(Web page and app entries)
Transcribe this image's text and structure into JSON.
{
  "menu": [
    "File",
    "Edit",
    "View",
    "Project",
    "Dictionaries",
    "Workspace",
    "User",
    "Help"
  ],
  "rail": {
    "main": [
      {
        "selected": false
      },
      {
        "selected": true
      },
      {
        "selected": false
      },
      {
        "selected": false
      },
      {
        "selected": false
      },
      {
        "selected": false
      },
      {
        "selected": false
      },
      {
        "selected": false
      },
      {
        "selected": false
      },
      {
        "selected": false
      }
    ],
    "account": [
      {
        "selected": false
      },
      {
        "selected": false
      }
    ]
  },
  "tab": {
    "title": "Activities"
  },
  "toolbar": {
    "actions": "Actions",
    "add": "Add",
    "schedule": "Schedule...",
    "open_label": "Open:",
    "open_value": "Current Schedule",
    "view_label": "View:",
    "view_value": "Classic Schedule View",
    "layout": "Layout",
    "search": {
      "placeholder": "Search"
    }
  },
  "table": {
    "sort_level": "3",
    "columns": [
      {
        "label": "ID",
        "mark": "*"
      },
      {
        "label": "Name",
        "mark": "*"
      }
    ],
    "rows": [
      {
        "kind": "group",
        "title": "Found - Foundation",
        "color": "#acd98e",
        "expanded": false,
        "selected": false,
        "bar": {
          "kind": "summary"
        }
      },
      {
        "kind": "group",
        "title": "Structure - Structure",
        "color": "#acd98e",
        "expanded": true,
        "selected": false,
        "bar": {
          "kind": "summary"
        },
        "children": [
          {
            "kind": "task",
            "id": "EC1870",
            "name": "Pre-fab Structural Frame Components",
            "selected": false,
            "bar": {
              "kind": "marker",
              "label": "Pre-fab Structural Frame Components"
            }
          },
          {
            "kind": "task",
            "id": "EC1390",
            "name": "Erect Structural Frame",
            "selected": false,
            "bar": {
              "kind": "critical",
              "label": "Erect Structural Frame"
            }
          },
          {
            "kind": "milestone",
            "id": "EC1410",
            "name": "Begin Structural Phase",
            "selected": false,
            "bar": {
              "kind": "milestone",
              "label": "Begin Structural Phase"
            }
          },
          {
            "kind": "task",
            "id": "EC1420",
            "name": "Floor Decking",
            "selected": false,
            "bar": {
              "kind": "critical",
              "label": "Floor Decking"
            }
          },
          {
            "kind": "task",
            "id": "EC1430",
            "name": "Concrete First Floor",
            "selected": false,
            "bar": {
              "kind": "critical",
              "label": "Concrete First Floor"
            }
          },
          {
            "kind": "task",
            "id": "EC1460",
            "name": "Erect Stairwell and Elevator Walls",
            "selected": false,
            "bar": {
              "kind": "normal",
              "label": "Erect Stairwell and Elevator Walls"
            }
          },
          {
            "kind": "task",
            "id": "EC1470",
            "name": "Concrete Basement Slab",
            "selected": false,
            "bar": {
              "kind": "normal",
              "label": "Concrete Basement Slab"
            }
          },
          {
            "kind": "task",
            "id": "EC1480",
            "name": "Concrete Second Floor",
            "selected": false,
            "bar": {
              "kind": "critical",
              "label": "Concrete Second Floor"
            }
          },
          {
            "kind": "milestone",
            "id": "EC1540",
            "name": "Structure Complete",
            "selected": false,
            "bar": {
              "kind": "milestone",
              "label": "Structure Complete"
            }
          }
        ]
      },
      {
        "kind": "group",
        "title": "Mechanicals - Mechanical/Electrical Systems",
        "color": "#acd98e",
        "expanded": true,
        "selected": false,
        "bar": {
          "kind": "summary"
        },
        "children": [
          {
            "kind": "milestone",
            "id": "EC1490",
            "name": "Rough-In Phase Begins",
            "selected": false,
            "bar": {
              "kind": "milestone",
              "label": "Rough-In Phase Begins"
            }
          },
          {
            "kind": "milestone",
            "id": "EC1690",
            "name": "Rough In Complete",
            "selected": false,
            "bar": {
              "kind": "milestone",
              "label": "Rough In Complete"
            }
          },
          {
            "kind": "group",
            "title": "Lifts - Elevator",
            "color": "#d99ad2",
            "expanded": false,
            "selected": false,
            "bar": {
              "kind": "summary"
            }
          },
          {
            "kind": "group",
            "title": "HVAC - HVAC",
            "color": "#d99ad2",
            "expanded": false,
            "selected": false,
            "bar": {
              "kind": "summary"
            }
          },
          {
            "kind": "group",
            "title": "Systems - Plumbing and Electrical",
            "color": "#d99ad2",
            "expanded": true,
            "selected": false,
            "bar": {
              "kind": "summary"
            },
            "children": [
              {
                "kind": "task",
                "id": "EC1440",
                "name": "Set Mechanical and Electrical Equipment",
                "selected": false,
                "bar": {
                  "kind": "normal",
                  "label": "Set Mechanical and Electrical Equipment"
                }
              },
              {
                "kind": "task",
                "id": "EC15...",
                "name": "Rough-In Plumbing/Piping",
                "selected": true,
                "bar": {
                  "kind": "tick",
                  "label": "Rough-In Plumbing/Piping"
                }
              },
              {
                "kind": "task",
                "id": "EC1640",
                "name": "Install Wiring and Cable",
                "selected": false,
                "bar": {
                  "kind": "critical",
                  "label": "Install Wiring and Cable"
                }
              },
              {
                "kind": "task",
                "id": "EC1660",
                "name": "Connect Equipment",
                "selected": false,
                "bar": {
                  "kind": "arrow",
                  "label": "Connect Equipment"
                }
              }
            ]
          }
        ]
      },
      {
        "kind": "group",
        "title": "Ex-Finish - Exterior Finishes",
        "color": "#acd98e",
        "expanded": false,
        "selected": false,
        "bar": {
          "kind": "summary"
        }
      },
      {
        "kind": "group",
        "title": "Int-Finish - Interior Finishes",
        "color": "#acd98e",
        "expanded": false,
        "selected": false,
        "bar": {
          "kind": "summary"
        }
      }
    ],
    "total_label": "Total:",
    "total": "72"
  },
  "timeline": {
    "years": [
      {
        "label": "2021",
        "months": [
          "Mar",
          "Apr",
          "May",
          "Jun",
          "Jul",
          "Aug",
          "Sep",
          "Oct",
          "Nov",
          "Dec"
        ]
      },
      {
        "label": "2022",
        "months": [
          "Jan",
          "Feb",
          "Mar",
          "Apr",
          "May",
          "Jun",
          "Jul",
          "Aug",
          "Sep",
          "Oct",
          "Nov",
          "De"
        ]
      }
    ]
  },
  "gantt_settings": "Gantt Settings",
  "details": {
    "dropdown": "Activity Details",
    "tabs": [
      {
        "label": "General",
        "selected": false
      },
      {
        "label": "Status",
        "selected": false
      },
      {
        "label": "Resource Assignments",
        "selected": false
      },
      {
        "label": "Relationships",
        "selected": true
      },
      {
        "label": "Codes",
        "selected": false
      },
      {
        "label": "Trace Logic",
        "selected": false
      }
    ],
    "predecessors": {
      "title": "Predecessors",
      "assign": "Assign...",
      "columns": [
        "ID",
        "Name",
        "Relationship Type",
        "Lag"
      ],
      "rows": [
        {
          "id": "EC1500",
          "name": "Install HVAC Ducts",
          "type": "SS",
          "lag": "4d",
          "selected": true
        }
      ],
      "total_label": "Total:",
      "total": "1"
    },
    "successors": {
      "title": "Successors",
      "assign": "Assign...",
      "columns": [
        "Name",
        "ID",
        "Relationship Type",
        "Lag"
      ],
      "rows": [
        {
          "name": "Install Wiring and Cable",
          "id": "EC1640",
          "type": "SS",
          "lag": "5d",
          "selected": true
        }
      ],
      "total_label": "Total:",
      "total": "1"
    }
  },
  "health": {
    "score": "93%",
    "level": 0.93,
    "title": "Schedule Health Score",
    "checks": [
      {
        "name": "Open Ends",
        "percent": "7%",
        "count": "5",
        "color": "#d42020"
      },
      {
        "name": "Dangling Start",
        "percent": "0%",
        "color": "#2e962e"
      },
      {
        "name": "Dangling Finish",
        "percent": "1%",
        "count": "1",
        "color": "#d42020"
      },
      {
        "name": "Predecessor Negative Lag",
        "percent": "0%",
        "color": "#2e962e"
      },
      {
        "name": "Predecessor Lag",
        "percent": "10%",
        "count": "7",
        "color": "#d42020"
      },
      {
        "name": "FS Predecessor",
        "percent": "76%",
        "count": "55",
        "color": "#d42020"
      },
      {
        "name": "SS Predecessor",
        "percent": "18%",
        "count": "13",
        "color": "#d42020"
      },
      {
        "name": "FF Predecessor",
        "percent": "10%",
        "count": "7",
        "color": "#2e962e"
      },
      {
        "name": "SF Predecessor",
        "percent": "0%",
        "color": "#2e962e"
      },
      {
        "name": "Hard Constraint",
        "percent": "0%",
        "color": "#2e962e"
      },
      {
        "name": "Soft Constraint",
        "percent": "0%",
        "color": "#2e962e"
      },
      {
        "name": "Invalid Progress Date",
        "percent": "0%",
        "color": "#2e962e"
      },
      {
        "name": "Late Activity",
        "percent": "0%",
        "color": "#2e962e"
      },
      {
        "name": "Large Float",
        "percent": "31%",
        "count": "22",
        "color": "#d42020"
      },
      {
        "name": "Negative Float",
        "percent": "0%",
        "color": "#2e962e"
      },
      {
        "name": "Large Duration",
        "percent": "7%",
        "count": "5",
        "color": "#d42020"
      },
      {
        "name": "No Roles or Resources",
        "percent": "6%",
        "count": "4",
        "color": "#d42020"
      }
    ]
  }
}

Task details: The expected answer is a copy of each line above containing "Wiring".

Answer to this task:
                "name": "Install Wiring and Cable",
                  "label": "Install Wiring and Cable"
          "name": "Install Wiring and Cable",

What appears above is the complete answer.